Trips from 1 January 2023 onwards
From 1 January 2023, Intrepid will no longer require travellers to provide proof of vaccination against COVID-19 (excluding all Polar trips and select adventure cruises). However, we continue to strongly recommend that all Intrepid travellers and leaders get vaccinated to protect themselves and others.
Specific proof of testing or vaccination may still be required by your destination or airline. Please ensure you check travel and entry requirements carefully.
Most of our East Coast trips begin in Sydney, Cairns or Brisbane. Some of the most popular launching pads for the Great Barrier Reef are Airlie Beach, Townsville and Port Douglas. These destinations are all serviced by commercial airlines. It's also possible to drive to one of the towns near the Great Barrier Reef and access the wonders of the underwater world on a small group tour.
There are only two seasons along the reef – the dry season (winter) from May to October and the wet season (summer) from November to April. The temperatures are fairly consistent throughout the year with average highs of 30°C and lows of 21°C.
May through October is considered to be the best time to experience the reef as rainfall is low and water visibility is high. You may also see whales during their annual migration from the Antarctic.
If you're visiting between October and May, it's advisable to wear a stinger suit to protect yourself from possible jellyfish stings.
The Great Barrier Reef tends to be a casual place so you can leave your fancy clothes at home. Even if you're staying at a high-end resort, smart casual clothes are all you will need. Sunscreen, sunglasses and a hat are a must, even in winter, as the sun reflects off the water and white sand. Bring essentials such as basic medications with you won't find any shops when you're out exploring the reef.
In short, pretty much non-existent unless you're near one of the major tourist hubs such as Hamilton Island in the Whitsundays or on the mainland at a town like Airlie Beach.
Unless you're near one of the major tourist spots, it's unlikely you will be able to get a mobile phone signal.

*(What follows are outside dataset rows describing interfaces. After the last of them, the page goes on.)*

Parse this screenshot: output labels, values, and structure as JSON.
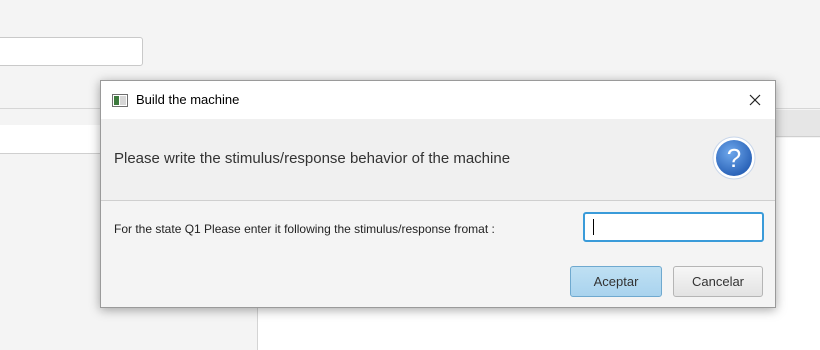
{
  "dialog": {
    "title": "Build the machine",
    "header_text": "Please write the stimulus/response behavior of the machine",
    "help_icon_glyph": "?",
    "prompt_label": "For the state Q1 Please enter it following the stimulus/response fromat :",
    "input_value": "",
    "accept_label": "Aceptar",
    "cancel_label": "Cancelar",
    "icons": {
      "app": "window-app-icon",
      "close": "close-icon",
      "help": "help-icon"
    }
  },
  "colors": {
    "accent": "#3a9bd9",
    "help_circle": "#2f6fc4",
    "accept_button": "#a9d3ee"
  }
}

Intrepid is committed to making travel widely accessible, regardless of ability or disability. That’s why we do our best to help as many people see the world as possible, regardless of any physical or mental limitations they might have. The abundance of sand in some parts of the Great Barrier Reef can make walking difficult for travellers who are less mobile on foot. However, we’re always happy to talk to travellers with disabilities and see if we can help guide them towards the most suitable itinerary for their needs and where possible, make reasonable adjustments to our itineraries.